Tool to scan for secret files on HTTP servers
# snallygaster Tool to scan for secret files on HTTP servers
snallygaster is a tool that looks for files accessible on web servers that shouldn’t be public and can pose a security risk.
Typical examples include publicly accessible git repositories, backup files potentially containing passwords or database dumps. In addition it contains a few checks for other security vulnerabilities.
As an introduction to these kinds of issues you may want to watch this talk: * [Attacking with HTTP Requests](https://www.youtube.com/watch?v=Bppr9rbmwz4)
See the [TESTS.md](TESTS.md) file for an overview of all tests and links to further information about the issues.
snallygaster is available [via pypi](https://pypi.python.org/pypi/snallygaster):
` pip3 install snallygaster `
It’s a simple python 3 script, so you can just download the file “snallygaster” and execute it. Dependencies are urllib3, beautifulsoup4 and dnspython.
Q: I want to contribute / send a patch / a pull request!
A: That’s great, but please read the [CONTRIBUTIONS.md](CONTRIBUTIONS.md) file.
Q: What’s that name?
A: [Snallygaster](https://en.wikipedia.org/wiki/Snallygaster) is the name of a dragon that according to some legends was seen in Maryland and other parts of the US. There’s no particular backstory why this tool got named this way, other than that I was looking for a fun and interesting name.

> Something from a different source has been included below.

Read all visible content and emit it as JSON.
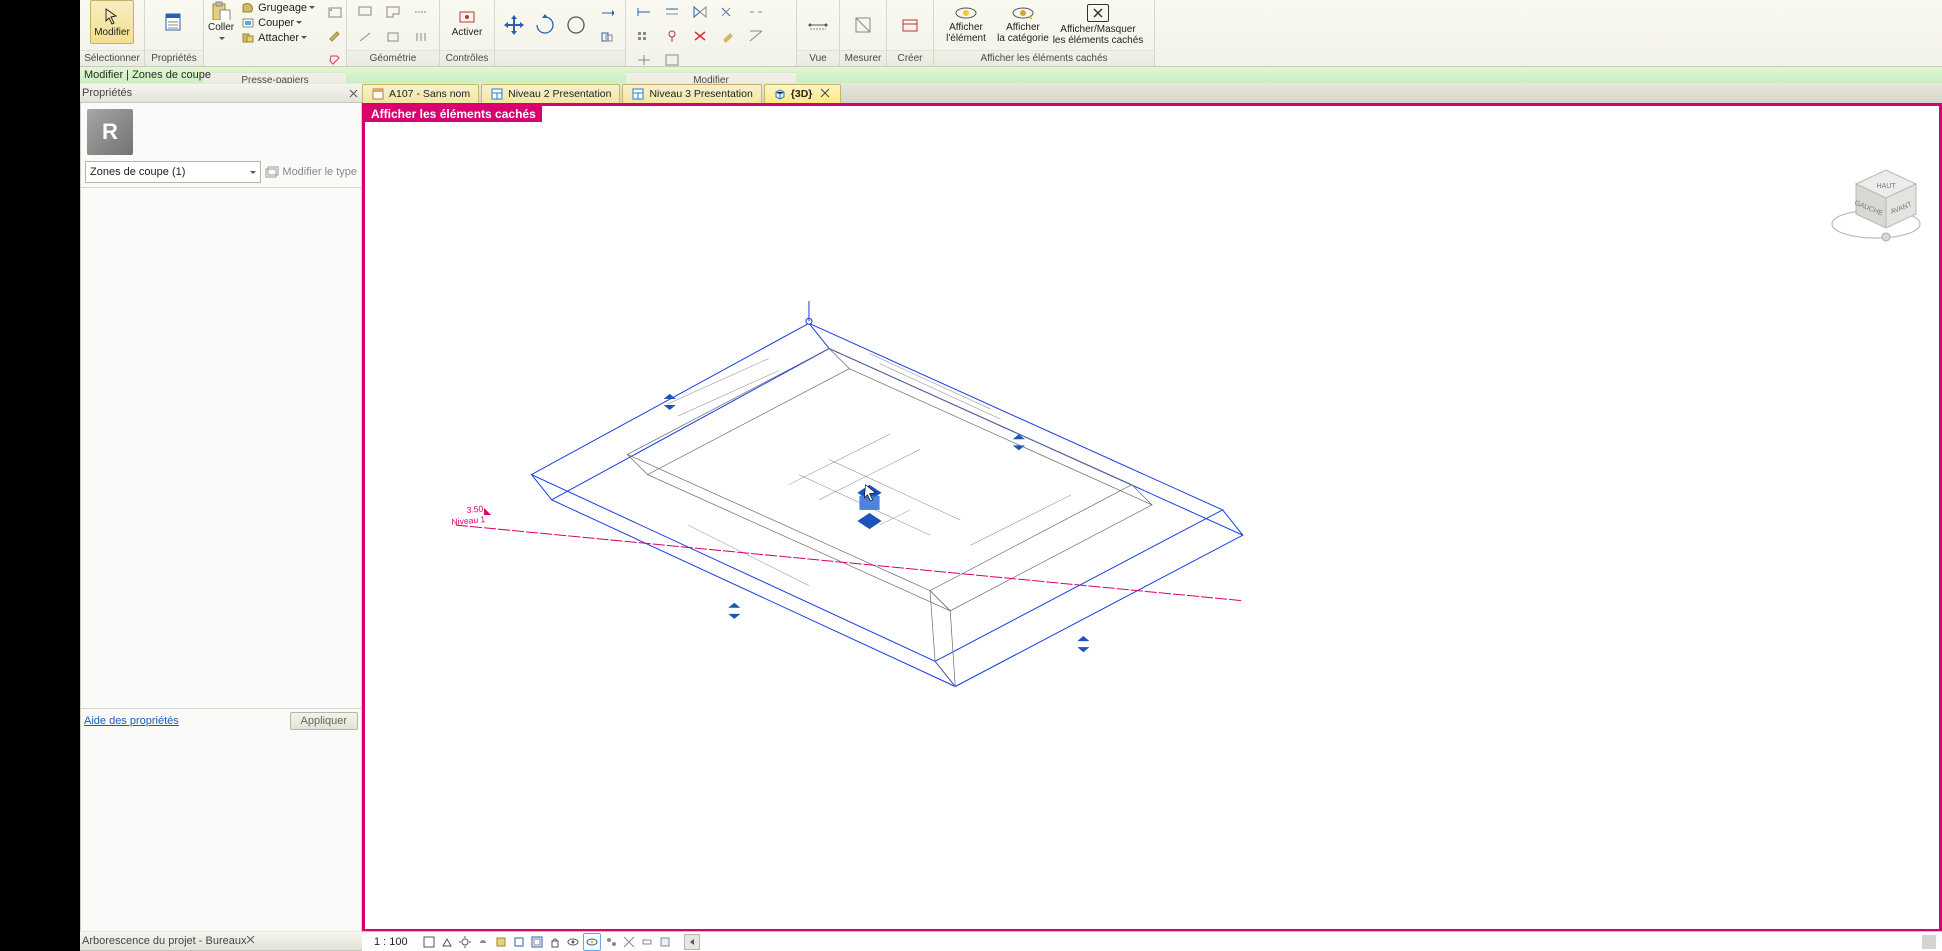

I thought a name of some mythical creature would be nice, but most of those had the problem that I would have had name collisions with other software. Checking the list of dragons on Wikipedia I learned about the Snallygaster. The name sounded funny, the idea that there are dragon legends in the US interesting and I found no other piece of software with that name.
credit and thanks
- Thanks to Tim Philipp Schäfers and Sebastian Neef from the [Internetwache](https://www.internetwache.org/) for plenty of ideas about things to look for.
- Thanks to [Craig Young](https://secur3.us/) for many discussions during the development of this script.
- Thanks to [Sebastian Pipping](https://blog.hartwork.org/) for some help with Python programming during the development.
- Thanks to the organizers of Bornhack, Driving IT, SEC-T and the Rights and Freedom track at 34C3 for letting me present this work.